START EXTRACTED INFORMATION

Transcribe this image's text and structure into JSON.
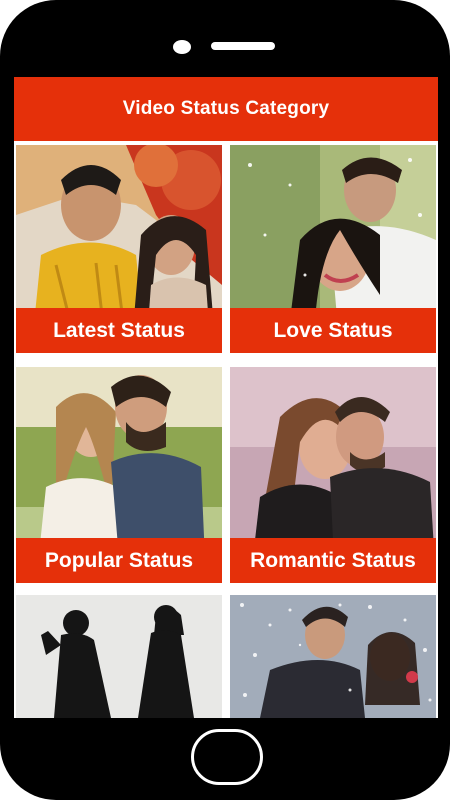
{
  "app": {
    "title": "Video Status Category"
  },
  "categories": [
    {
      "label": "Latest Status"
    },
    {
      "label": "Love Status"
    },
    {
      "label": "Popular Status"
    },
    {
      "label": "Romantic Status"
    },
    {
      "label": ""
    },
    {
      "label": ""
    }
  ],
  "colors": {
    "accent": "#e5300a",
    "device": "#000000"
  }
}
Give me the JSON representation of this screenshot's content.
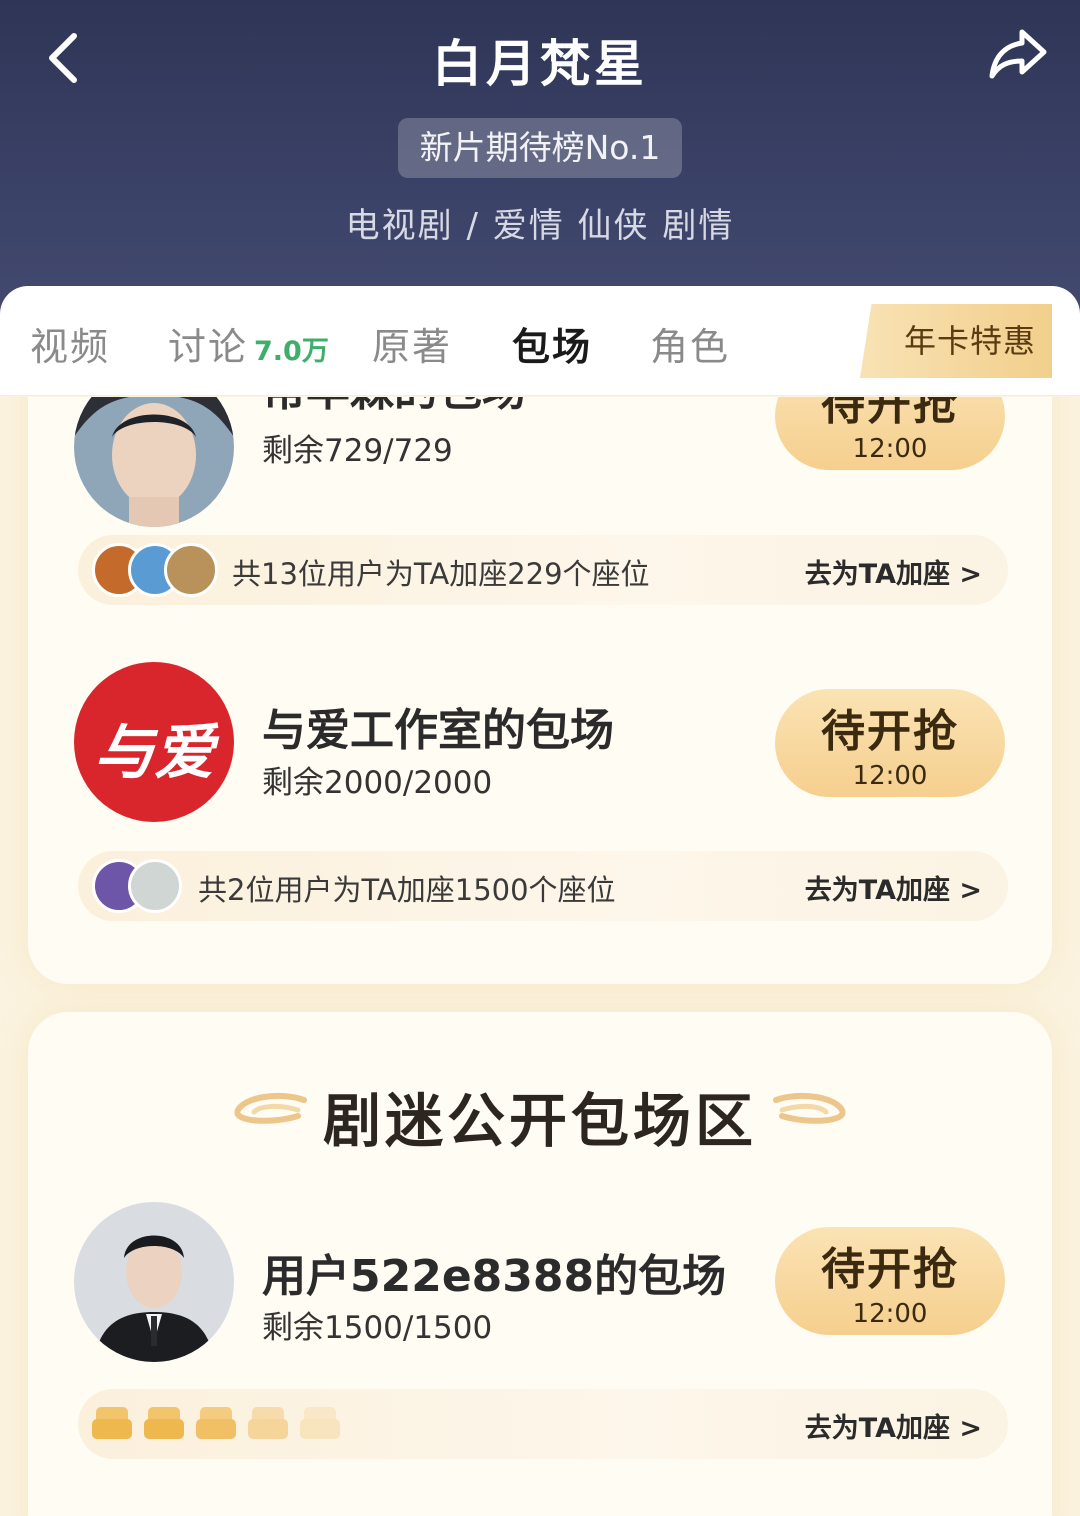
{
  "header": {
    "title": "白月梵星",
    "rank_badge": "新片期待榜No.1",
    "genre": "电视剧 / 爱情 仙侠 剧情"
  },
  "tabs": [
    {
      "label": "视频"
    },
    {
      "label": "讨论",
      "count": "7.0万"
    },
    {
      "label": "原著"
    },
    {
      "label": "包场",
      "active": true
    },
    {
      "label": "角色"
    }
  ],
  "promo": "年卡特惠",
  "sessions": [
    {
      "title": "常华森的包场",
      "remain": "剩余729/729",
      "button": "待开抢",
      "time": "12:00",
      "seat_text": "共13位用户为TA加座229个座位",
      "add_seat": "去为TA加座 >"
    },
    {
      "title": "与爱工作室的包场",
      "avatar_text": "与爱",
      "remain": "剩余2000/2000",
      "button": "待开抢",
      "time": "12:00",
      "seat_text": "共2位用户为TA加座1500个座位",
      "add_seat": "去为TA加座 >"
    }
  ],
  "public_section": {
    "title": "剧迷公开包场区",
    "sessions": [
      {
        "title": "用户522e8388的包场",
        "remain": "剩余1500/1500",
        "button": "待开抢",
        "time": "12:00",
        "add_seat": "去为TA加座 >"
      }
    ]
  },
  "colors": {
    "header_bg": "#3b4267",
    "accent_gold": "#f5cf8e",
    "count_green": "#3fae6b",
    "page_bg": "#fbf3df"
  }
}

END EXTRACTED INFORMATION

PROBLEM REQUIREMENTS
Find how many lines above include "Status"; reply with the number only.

TASK ANSWER
5